With the recent push for the whole lean start-up movement (#leanstartup), I want to discuss a product development buzzword that I like: Minimum Viable Product (MVP).
Eric Ries (@ericries) popularized the term MVP, and defines it as the, “version of a new product which allows a team to collect the maximum amount of validated learning about customers with the least effort.”
I’ve seen many startups and entrepreneurs follow the lean startup MVP technique but then they’re disappointed or confused what to do next with their findings.
As a founder, product manager, SCRUM master, and/or developer… this is the typical flow of events:
- Wireframe out your MVP (I use, love, and recommend Balsamiq)
- Code out the MVP
- Throw a big “Launch Day”, “flip the switch on” party, pop some champagne, and high five each other
- But then what…? Apply to a Y Combinator/TechStars type of incubator and hope you get in with your MVP? Hope for a TechCrunch article to show up about your MVP? Get on the fundraising road and hope to raise VC money with your MVP? Hope for Twitter-like, hockey stickin’ traffic, traction, and inflection points to show up in your Google Analytics?

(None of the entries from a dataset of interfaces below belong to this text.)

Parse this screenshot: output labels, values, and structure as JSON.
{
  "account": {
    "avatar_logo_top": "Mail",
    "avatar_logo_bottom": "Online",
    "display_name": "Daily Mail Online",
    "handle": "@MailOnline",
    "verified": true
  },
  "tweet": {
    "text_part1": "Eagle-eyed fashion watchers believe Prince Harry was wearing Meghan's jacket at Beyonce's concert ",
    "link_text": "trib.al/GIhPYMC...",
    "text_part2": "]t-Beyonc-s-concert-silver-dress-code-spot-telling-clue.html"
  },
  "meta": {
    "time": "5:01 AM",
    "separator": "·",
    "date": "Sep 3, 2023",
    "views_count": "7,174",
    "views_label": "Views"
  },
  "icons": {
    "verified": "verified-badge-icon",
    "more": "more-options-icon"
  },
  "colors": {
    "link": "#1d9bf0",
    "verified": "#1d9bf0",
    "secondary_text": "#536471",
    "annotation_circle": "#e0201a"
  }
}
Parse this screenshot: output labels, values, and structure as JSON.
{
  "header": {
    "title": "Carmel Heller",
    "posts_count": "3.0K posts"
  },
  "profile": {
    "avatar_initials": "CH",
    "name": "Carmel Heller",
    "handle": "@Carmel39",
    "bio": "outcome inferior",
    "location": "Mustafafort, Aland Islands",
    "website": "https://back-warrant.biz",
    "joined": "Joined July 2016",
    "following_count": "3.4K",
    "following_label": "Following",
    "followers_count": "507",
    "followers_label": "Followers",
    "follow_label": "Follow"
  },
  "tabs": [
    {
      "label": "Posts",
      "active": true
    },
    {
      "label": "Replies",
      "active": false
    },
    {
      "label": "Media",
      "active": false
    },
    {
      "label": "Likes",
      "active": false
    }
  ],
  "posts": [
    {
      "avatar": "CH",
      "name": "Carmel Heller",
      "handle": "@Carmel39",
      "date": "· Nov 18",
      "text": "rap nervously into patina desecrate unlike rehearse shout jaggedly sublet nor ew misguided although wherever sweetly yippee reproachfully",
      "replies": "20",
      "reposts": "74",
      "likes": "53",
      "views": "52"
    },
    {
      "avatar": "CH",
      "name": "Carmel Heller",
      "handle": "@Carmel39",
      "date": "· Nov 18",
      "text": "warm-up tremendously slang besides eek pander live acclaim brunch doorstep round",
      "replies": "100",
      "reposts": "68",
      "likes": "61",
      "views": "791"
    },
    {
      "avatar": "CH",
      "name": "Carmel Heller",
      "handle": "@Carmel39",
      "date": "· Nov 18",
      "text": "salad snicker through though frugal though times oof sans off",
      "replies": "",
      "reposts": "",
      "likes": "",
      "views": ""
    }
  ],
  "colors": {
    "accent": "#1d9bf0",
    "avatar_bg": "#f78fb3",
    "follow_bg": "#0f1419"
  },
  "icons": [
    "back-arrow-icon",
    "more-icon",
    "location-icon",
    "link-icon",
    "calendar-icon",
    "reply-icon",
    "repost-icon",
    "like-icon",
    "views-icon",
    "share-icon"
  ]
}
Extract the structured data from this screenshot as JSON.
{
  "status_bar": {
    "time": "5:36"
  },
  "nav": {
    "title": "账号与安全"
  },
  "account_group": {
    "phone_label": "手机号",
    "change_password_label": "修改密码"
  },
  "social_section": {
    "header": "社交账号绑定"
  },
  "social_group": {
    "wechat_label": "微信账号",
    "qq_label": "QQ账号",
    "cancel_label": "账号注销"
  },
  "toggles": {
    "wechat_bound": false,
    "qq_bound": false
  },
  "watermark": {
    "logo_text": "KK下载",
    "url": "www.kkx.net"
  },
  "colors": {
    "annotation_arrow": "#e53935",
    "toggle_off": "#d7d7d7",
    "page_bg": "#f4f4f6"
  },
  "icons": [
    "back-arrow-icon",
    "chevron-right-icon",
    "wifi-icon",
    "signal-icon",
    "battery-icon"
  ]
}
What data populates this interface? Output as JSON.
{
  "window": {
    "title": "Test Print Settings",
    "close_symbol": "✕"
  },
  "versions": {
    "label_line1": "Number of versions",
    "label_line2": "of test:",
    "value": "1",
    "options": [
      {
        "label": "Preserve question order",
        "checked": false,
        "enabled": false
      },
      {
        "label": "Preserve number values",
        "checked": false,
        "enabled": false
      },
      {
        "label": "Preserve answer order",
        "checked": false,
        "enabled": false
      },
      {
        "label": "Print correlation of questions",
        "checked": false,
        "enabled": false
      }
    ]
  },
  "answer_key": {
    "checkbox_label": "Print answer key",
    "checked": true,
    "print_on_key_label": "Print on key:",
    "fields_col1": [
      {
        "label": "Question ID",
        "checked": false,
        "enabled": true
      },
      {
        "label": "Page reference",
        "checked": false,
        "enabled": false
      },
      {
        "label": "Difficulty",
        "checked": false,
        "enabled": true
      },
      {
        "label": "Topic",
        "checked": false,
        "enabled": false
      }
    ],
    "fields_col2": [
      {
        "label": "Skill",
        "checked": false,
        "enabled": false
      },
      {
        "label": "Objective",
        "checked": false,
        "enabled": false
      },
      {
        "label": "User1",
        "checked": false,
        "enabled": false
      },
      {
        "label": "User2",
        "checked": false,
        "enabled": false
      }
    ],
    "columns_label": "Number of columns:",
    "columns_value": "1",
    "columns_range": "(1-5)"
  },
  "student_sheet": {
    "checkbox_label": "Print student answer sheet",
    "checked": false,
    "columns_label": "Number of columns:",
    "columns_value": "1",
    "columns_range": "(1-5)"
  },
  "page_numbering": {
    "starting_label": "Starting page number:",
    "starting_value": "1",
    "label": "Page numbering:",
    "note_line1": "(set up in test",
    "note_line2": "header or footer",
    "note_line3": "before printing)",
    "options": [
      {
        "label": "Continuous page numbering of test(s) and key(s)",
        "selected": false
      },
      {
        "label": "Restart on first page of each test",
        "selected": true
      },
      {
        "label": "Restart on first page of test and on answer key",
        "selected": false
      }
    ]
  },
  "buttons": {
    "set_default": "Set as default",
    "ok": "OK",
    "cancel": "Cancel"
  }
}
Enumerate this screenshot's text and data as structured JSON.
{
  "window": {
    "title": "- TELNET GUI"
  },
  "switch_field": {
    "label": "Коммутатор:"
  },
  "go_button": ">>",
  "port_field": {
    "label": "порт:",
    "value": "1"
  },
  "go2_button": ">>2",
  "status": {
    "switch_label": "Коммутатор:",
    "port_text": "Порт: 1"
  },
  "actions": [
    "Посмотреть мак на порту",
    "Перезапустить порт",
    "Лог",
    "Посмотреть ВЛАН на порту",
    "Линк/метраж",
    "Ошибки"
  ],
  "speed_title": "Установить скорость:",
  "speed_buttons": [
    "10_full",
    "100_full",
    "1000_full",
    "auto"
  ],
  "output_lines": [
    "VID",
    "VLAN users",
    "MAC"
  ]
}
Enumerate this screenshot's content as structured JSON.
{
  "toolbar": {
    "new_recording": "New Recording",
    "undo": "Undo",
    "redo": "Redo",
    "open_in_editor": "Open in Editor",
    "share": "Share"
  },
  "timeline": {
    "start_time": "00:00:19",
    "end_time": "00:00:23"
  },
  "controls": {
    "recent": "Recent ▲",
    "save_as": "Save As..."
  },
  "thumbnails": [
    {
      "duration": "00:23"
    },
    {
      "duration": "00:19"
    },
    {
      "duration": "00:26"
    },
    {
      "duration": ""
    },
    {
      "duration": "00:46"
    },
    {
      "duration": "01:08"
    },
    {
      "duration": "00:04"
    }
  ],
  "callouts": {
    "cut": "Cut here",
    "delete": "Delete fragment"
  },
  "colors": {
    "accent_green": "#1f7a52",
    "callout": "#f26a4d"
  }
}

Sound familiar? Especially #4? I’m thinking we need to add a couple more steps to the lean startup playbook.
Here’s what I’m proposing:
- Build the Minimum Viable Product (MVP) and they will come.
- Build the Minimum Lovable Product (MLP) and they will stay.
- Build the Minimum Buyable Product (MBP) and you will stay, in business.